A quick moral question. Imagine a runaway trolley headed for five people. All will certainly be killed unless you throw a switch that diverts the trolley onto another track, where it will kill one person. Should you throw the switch?
Another quick moral question. Imagine a runaway trolley headed for five people. The only way to stop the trolley requires that you push a large stranger onto the tracks, where he will die as his body stops the trolley. Should you push the stranger?1
How did you react to these two situations? If you were like me, then you accepted the first situation as okay, while the second one seemed irrational. However, take a second look. In the first situation, you save five people at the cost of one person. In the second situation, you save five people at the cost of one person. It's the exact same situation, and yet your reaction was different. Even though the logic is exactly the same. Why is this?

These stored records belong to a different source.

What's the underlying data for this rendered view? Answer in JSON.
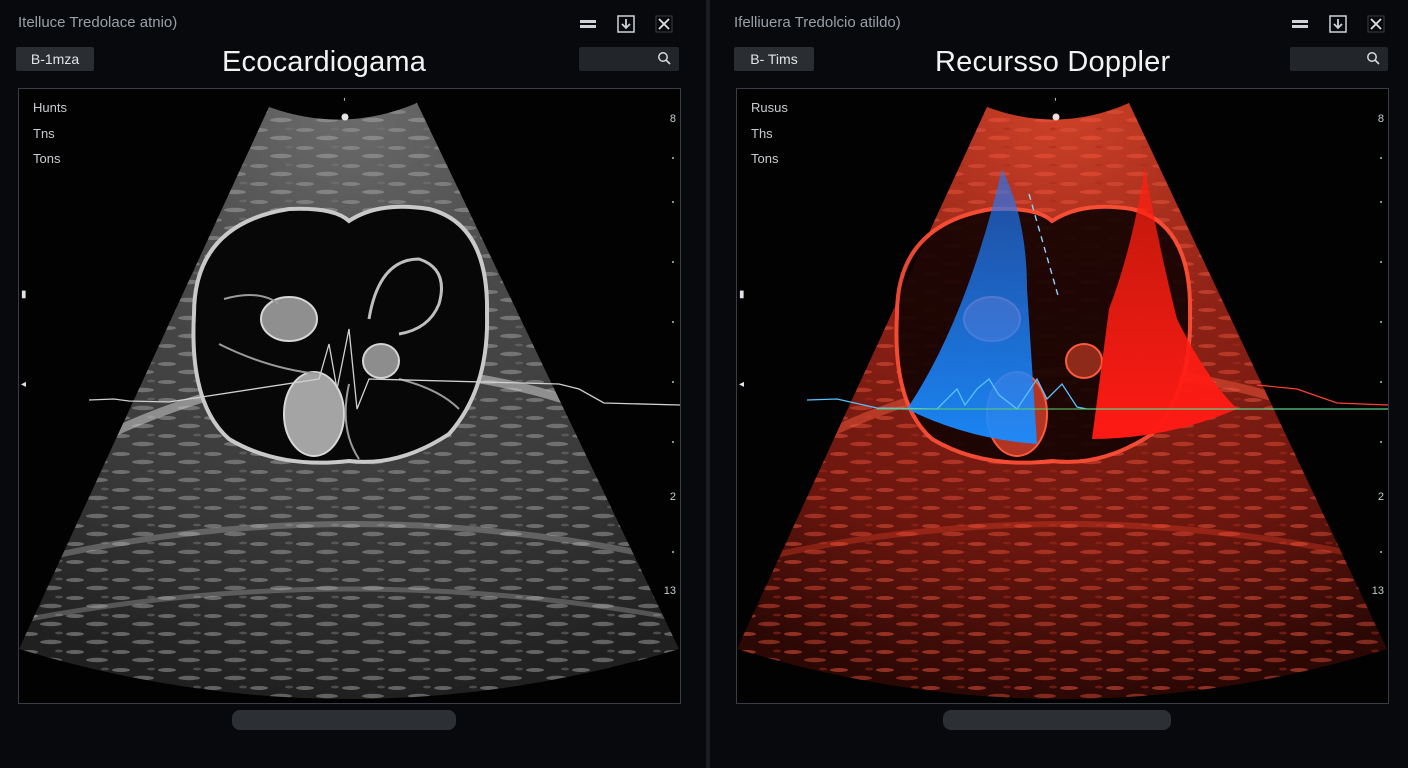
{
  "left_window": {
    "title": "Itelluce Tredolace atnio)",
    "mode_label": "B-1mza",
    "view_title": "Ecocardiogama",
    "params": [
      "Hunts",
      "Tns",
      "Tons"
    ],
    "scale_labels": [
      "8",
      "2",
      "13"
    ],
    "controls": {
      "minimize_icon": "minimize-icon",
      "download_icon": "download-icon",
      "close_icon": "close-icon"
    },
    "search_icon": "search-icon",
    "image_style": "grayscale"
  },
  "right_window": {
    "title": "Ifelliuera Tredolcio atildo)",
    "mode_label": "B- Tims",
    "view_title": "Recursso Doppler",
    "params": [
      "Rusus",
      "Ths",
      "Tons"
    ],
    "scale_labels": [
      "8",
      "2",
      "13"
    ],
    "controls": {
      "minimize_icon": "minimize-icon",
      "download_icon": "download-icon",
      "close_icon": "close-icon"
    },
    "search_icon": "search-icon",
    "image_style": "color-doppler",
    "colors": {
      "flow_toward": "#ff1a14",
      "flow_away": "#1a7dff",
      "tissue_tint": "#c83420"
    }
  }
}
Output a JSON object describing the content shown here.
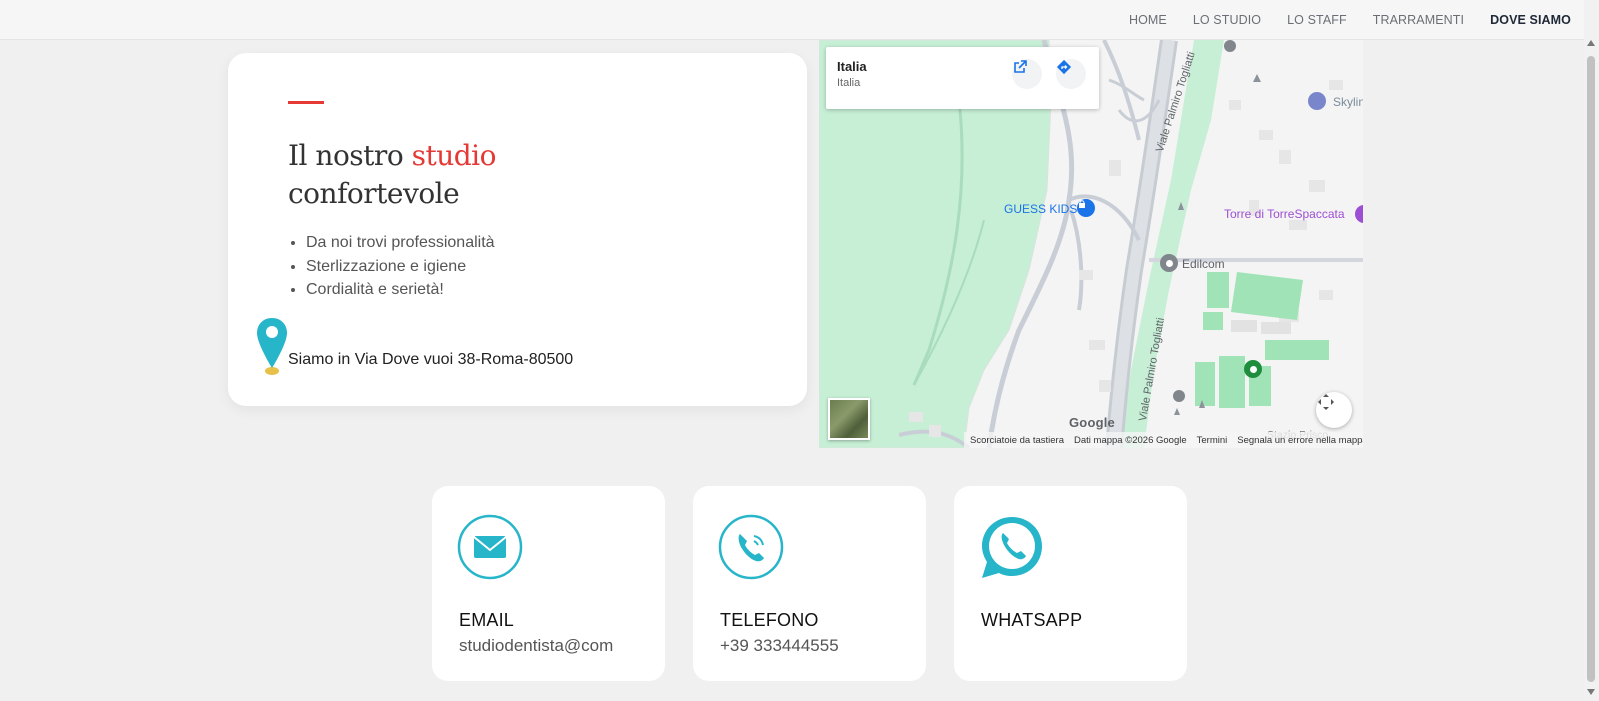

Jonathan Haidt's "social intuitionist" theory claims that moral feelings proceed moral feeling. Basically, he believes that during a moral decision, we first have a moral intuition (a gut level feeling), which we then create moral reasoning to explain. Therefore, most of our moral reasoning exists merely to defend our moral intuition. Dr. Joshua Greene at Princeton performed a study with the situation from above where he observed brain scans of people as they tried to answer the question. He found that the emotional center of the brain activated before they made any decision to act.
So much for the purely rational man. Emotions, no matter how we try to disassociate or label them away in our modern society, remain with us. Even during our most "rational" decisions. Better to know this truth and work with it than try to escape from our "primal" core.
1 This scenario comes from Psychology by David G. Meyers, and the case study was done by a Princeton team led by Joshua Greene.